Create your 12-week goals
Now it’s time to set your goals for your transformation. Goals are the defined, measurable outcomes you intend to achieve in a given period of time. Too often people see vision and goals as one and the same. Goals are separate but support your vision and must be specific, challenging and meaningful. Part of the reason people don’t set goals is because it’s easy to fail, even though there is nothing more empowering and rewarding than setting and achieving a lofty goal.
One secret to setting and achieving your goals with greater consistency, improved determination—and doing it faster than ever before—is a factor that’s equivalent to the laws of physics. Consider Newton’s law of universal gravitation, which states: “Every object in the universe attracts every other object, with a force that depends upon the object’s mass and distance between them.”
Think of goals as if they were objects, like planets: The more meaningful and important the goal, the larger its “mass.” The further away the goal is in time, the less pull it has, regardless of its importance. Achieving your goals is due in large part to the balance of meaning and significance (mass) with time frame (distance) to create the necessary force of attraction (pull). For example, you might want to sculpt your best body, but if the distance between you and achievement is too great, it will not have the strong, lasting pull necessary to bring you to your goal.
Step 1: Set measurable goals
Numerous studies have made a link between putting your goals on paper and achieving them. It brings them into focus and transfers them from your head into action.
But “I want to get in shape” has no power, no direction behind it. It’s not a goal; it’s a vague wish. Instead, make it specific: You want to go from a size 14 to a size 8 or from a 38-inch waist to a 34-inch waist in 12 weeks. Specificity makes a considerable difference. Be ambitious but realistic.
In addition to a specific milestone, choose a specific timeline.
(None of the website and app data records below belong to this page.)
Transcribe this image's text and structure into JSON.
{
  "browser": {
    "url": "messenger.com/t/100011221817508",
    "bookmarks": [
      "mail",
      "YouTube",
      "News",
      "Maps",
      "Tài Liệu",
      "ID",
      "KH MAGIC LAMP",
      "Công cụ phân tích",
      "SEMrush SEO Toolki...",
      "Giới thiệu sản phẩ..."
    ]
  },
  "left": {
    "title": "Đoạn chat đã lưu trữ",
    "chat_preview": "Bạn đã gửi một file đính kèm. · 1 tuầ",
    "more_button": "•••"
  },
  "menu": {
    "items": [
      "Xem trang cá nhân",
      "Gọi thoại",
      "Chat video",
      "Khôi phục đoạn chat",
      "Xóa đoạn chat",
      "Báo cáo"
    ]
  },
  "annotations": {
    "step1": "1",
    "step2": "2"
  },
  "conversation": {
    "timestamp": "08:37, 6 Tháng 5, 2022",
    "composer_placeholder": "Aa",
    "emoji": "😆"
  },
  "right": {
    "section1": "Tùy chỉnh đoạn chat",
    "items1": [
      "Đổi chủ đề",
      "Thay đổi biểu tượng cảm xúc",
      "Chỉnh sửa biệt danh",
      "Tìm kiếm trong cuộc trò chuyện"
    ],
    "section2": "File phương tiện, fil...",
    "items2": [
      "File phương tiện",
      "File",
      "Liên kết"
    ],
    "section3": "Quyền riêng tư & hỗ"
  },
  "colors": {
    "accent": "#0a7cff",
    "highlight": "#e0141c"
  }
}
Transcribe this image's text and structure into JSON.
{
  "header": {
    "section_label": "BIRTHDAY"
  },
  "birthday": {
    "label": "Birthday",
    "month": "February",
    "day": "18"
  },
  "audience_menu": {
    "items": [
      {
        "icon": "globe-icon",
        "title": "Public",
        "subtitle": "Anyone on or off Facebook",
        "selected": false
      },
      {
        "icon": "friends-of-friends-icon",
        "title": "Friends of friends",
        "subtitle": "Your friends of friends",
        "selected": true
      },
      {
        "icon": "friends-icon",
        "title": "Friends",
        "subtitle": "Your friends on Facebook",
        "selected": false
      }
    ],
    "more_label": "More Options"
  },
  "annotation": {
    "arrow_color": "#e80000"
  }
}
I’ve found there’s nothing more effective for whipping me into shape than the deadline of an upcoming vacation or photo shoot. A deadline creates urgency and helps to prioritize daily activities.
Step 2: Choose four goals for 12 weeks
Set four goals to accomplish in 12 weeks. Make the first two physical goals that can be quantified, such as losing 10 pounds of fat, gaining 3 pounds of muscle, losing 2 inches off your waistline, lowering your cholesterol, decreasing blood pressure or reducing your resting heart rate.
Make the other two goals focus on your inner strength. These are subjectively measured but are no less important; after all, self-improvement is not just physical. Focus on mental and emotional goals such as improving your outlook, attitude, mood or resources. Think of how you deal with stress, interact with loved ones and co-workers or how you deal with adversity. For example, you could improve your relationship with someone important in your life or read a certain number of books, take courses or hire a professional coach to support and challenge you.
List your four goals:
- Physical Goal 1:
- Physical Goal 2:
- Inner-Strength Goal 1:
- Inner-Strength Goal 2:
Assess your progress on these goals each week. How can you adjust your actions to navigate effectively toward these goals? What do you want to accomplish 12 weeks after you reach these goals? How does that move you toward your 12-month goals?
Together, an inspiring vision and clear goals serve as a blueprint for your lasting success—your choice to live a strong life, however you define it. It’s the life you’re most drawn to live, a brilliant future that pulls you forward each day with great force.
Photo credit: ThinkStock, criene